Finally, despite Trump’s claim that the attack helped “stop a war” with Iran, the attack on Soleimani has pushed the U.S. and Iran dangerously close to war. In response to the strike, Iran Supreme Leader Ayatollah Ali Khamenei threatened “severe retaliation” against the U.S. His government proceeded to launch more than a dozen missiles at an Iraqi air base hosting U.S. troops. Fortunately, there were no U.S. casualties, allowing Trump to signal an easing of tensions. Perhaps Iran intended to miss U.S. personnel, but had there been American casualties resulting from the Iranian strike, even if unintended by Iran, Trump would have been compelled to respond militarily, launching the U.S. into war with Iran overnight. The situation was too close for comfort.  

A war with Iran would not be a worthwhile endeavor. Barring the use of nuclear weapons, war against Iran would require much greater military and financial resources than was consumed in the 2003 Iraq War. Not only is Iran significantly larger geographically, but its military is a much stronger force than was the Iraqi military under Hussein’s regime. Even still, American military supremacy reliably ensures a U.S. victory against Iran, but after the war, the U.S. would have to indefinitely maintain hundreds of thousands of troops in the region to maintain stability, not to mention that countless casualties such a conflict would cause. Furthermore, fighting Iran would take America’s energy away from other military objectives in the Middle East, such as fighting ISIS, and give Russia the opportunity to cement its position in Syria. Admittedly, the U.S. ultimately controls how it responds to any Iranian retaliation, but tough posturing and inflammatory tensions towards Iran can push American decision-makers beyond a point of no return. 

All of these negative consequences put into question the US reasoning behind the attack. If indeed, as Trump claims, he received intelligence that Soleimani was planning an imminent attack on U.S. interests, then Trump could have sent troops to protect the interests at risk. Some claim that killing Soleimani would encourage Iran to think twice about orchestrating acts of aggression against the U.S., like the 2019 Iranian downing of an American drone and the storming of the American embassy in Baghdad. 

However, a better way to deter Iranian aggression would have been to conduct forceful counterstrikes on Iranian military targets. If the U.S. had reacted in this way instead of killing Soleimani, it would have greater support amongst regional and European allies, which gives the U.S. more political capital when orchestrating further action against Iran. Finally, killing Soleimani may seem just because he contributed to American deaths in the region, but his deserving justice does not make killing him a smart strategic action, for all the reasons articulated above.   

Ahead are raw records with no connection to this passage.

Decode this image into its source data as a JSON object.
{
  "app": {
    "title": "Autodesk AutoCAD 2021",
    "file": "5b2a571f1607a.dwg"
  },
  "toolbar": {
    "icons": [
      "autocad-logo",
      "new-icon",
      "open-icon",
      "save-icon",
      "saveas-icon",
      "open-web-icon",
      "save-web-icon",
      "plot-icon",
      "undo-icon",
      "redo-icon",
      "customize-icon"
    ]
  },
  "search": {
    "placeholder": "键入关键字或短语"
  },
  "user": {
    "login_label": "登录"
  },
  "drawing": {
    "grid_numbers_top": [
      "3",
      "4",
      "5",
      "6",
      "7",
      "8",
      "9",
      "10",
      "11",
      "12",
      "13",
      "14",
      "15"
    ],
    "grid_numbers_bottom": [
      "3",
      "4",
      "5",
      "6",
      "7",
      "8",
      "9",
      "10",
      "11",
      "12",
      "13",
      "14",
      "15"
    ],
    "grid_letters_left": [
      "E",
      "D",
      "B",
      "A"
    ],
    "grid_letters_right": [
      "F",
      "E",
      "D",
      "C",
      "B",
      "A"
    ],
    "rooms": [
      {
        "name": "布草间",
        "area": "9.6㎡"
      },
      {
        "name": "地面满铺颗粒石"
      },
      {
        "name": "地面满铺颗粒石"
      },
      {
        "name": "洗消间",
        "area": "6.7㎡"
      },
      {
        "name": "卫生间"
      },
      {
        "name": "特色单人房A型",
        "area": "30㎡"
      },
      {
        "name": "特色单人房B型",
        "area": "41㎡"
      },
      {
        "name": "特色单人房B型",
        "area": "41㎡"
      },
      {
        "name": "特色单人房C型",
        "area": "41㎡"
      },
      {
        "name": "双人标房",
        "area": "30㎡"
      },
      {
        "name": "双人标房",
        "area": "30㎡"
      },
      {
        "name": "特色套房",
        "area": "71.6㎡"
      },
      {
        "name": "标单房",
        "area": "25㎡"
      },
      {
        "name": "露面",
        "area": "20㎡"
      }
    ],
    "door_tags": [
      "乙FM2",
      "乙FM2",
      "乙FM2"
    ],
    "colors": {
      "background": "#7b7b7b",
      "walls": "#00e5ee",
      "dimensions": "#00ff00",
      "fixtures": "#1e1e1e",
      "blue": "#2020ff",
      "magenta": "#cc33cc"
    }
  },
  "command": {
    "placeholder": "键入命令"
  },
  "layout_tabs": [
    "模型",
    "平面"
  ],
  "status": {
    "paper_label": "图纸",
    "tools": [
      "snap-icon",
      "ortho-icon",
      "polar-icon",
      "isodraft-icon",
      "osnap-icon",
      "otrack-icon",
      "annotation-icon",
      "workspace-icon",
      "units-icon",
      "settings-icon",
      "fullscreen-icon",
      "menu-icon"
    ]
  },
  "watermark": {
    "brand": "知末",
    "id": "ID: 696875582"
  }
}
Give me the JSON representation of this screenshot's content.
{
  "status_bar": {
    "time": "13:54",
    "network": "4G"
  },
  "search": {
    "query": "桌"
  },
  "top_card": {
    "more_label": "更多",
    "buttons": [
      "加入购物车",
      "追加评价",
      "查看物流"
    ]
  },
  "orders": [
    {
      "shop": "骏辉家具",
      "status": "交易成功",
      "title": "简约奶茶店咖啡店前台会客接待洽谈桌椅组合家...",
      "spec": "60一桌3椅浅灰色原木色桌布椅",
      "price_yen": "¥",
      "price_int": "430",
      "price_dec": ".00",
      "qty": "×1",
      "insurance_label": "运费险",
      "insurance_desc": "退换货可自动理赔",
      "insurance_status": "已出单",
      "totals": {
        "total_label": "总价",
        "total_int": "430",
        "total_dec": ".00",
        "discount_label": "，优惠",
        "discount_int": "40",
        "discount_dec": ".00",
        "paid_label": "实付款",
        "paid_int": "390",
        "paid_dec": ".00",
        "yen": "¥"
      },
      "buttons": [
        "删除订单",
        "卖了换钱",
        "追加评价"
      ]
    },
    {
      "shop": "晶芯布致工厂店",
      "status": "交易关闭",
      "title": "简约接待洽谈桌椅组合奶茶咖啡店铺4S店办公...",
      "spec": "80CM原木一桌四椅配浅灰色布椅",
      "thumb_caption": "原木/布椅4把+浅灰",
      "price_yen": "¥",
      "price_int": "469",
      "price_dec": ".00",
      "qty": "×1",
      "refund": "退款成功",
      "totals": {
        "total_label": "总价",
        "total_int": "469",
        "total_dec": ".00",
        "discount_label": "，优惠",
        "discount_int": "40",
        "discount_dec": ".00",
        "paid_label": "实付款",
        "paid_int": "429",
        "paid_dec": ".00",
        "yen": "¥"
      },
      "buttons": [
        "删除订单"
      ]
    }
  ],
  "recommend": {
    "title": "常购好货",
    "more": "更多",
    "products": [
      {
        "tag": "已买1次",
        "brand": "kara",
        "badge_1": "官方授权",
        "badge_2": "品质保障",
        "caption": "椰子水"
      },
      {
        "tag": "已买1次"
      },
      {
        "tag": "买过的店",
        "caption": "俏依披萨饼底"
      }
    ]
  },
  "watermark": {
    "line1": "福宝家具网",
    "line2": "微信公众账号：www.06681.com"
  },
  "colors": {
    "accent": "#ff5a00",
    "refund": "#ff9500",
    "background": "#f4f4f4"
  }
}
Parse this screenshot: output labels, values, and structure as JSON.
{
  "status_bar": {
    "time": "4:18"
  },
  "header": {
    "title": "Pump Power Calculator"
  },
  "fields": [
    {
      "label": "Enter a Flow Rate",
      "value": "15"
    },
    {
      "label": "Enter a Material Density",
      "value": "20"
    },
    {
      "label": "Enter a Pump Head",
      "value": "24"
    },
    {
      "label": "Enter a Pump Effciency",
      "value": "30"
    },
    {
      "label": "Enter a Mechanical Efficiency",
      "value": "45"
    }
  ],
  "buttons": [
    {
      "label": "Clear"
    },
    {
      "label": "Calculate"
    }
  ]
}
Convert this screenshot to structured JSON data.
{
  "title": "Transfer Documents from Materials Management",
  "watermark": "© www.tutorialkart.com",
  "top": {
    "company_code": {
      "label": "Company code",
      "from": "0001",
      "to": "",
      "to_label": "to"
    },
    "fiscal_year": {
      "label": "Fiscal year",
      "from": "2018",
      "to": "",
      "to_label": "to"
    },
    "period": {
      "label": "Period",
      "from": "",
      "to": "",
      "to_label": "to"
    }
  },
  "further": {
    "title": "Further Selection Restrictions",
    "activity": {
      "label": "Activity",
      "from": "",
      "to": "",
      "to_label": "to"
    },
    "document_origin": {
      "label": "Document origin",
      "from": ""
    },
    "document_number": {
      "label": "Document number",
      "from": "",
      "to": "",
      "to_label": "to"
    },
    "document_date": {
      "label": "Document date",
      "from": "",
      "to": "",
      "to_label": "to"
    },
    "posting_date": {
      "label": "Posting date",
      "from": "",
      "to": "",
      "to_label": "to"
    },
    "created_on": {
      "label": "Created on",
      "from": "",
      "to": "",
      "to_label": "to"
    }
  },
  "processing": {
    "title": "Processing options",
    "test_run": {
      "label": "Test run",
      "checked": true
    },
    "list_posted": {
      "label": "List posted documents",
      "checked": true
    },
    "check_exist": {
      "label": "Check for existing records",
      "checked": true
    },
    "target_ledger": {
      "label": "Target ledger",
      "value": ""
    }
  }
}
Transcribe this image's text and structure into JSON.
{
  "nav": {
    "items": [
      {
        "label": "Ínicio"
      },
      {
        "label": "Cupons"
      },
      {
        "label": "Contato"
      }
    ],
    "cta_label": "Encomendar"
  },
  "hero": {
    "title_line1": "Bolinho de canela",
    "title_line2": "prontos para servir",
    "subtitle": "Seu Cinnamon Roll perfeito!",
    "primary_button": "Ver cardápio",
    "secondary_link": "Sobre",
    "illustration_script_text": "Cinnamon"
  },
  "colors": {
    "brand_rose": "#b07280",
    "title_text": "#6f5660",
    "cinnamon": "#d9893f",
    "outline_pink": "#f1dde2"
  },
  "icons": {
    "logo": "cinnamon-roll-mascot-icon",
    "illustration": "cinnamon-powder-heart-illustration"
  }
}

Now that the attack has happened and the U.S. and Iran are backing away from further conflict, Trump should make clear to Iraq that U.S. military presence has safeguarded and will continue to safeguard the country’s sovereignty from ISIS and Iran-backed militias. With this understanding, Iraq can hopefully recover its goodwill towards the U.S., and the effects of the blunder will be partially mitigated. Based on what this incident, Trump and future American presidents should note that further actions that escalate tensions without a guiding strategy could be seriously unwise. 

Richard Song is an Opinion Columnist for The Cavalier Daily. He can be reached at